If not for the drastic downward revision of expectations that has taken place since the financial meltdown of September-October 2008, the Budget’s forecasts for global economic conditions would look exceedingly gloomy. As it is, they look to be based on a fairly rosy scenario, in which advanced countries experience a GDP contraction of just under 4 per cent in 2009 before stabilising in 2010 and recovering in 2011.
The prospect of a complete collapse in the global financial system, very real until a couple of months ago, seems to have been averted. Risk measures such as the LIBOR spread have returned to normal levels, and, for firms and households with strong balance sheets and a desire to invest, credit is available. Taken at face value, the reports from the ‘stress testing’ of US financial institutions suggest that the major banks can be returned to a sustainable position without the need for full-scale nationalisation.
Although complete collapse now seems unlikely, the prospect of a long period of depressed growth, similar to Japan in the 1990s, cannot yet be dismissed. The stress tests, produced after considerable negotiation between the banks and the US Treasury, represent a statement of hope rather than a coldly objective assessment.
Closer to home, there are similar concerns with respect to our Asian trading partners. If their recovery is delayed, the same will probably be true here. And if the Chinese economy falls into recession, the impact would be very serious.
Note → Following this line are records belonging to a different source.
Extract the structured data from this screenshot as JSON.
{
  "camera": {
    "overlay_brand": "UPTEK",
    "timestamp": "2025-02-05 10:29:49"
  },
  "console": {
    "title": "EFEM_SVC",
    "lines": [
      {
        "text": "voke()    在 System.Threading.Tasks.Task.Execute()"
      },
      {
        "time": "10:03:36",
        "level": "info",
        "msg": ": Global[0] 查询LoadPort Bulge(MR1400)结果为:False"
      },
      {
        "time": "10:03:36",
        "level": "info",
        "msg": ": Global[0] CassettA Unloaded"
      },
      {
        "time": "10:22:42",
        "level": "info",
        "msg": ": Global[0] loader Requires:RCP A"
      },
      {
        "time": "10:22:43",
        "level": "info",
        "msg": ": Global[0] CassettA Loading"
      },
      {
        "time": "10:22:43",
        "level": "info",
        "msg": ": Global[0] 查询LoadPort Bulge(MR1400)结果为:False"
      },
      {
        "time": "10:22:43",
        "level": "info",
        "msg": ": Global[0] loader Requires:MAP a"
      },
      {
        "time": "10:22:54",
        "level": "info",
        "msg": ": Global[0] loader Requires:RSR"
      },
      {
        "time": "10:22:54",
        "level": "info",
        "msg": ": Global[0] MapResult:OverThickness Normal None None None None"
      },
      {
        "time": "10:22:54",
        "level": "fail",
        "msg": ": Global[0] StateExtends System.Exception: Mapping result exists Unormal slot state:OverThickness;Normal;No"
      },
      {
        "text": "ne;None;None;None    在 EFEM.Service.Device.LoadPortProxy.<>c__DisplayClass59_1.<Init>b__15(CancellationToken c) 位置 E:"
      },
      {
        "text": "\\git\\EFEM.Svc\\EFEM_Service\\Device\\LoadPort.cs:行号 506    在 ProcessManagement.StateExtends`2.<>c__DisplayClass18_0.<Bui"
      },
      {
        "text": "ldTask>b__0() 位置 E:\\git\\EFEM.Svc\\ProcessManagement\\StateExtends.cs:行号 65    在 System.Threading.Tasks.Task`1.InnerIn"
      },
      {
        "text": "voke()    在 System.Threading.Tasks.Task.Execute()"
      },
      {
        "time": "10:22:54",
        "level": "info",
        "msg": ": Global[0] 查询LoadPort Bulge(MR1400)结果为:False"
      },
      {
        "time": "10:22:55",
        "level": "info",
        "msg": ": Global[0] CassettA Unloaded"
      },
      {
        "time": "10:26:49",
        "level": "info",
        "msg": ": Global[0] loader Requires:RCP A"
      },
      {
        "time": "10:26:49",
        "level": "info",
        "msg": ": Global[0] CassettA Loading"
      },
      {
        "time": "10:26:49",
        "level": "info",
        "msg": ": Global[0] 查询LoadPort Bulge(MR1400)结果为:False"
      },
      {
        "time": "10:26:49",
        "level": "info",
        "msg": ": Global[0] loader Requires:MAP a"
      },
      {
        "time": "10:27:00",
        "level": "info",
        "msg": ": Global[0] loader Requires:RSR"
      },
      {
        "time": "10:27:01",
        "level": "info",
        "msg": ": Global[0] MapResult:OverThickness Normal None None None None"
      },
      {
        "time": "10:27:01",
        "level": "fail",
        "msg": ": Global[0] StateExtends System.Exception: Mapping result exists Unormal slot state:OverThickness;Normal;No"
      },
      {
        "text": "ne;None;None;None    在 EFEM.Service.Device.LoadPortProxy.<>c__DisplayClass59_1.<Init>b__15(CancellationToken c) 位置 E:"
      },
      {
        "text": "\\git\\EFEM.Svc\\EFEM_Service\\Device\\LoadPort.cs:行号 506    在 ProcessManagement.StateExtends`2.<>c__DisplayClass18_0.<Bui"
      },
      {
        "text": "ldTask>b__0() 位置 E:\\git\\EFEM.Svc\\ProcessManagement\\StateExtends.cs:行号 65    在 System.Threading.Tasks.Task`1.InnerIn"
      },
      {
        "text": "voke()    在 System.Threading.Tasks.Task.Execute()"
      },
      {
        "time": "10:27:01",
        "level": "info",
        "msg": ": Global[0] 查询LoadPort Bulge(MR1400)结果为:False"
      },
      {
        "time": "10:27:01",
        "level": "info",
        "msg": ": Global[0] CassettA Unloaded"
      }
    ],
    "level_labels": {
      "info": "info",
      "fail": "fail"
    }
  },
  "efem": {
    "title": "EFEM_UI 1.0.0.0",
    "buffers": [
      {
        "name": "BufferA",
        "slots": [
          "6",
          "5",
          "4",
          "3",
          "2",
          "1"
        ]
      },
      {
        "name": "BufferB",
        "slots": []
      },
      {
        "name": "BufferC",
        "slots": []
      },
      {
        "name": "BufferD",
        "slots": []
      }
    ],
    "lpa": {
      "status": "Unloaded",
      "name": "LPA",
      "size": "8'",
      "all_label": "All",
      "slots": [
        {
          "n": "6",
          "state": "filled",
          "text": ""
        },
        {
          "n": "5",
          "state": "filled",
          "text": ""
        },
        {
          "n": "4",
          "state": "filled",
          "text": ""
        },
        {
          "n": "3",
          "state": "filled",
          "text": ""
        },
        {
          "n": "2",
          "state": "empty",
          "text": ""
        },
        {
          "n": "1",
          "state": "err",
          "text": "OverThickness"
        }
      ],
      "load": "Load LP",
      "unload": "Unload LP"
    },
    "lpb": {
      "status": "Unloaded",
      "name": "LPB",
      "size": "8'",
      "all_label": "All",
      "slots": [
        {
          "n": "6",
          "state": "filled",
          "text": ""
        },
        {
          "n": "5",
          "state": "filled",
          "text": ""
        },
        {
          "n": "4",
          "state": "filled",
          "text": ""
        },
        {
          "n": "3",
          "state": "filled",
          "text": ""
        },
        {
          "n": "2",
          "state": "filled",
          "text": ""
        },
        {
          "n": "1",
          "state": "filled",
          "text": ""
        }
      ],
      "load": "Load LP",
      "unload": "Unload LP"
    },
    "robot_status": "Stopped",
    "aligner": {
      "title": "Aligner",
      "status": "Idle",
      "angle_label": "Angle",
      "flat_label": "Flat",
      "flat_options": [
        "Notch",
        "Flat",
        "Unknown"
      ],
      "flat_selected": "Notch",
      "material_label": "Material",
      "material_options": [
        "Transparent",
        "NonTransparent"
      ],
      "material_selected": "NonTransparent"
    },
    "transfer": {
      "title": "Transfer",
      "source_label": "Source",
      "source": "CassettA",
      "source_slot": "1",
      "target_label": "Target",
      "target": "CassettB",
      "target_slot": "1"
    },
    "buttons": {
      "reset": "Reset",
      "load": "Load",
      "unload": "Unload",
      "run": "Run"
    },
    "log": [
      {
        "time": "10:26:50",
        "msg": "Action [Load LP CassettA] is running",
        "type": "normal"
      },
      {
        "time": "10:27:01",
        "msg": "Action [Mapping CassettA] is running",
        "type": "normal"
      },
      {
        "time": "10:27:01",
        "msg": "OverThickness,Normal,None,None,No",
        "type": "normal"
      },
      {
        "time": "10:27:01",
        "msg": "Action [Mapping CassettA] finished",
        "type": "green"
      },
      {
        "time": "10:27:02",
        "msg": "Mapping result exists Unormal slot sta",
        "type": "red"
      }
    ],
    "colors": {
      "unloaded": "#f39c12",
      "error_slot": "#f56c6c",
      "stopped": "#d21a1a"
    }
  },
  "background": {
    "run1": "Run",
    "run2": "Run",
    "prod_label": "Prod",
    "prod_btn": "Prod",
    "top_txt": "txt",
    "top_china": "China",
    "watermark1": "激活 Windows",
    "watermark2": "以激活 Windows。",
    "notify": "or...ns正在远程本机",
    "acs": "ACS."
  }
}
There is some potential upside. A stronger than expected recovery in the US and the adoption of more expansionary policies in the eurozone could see the global economy outperform the Budget estimates. But, overall, the global economy presents more risks than opportunities.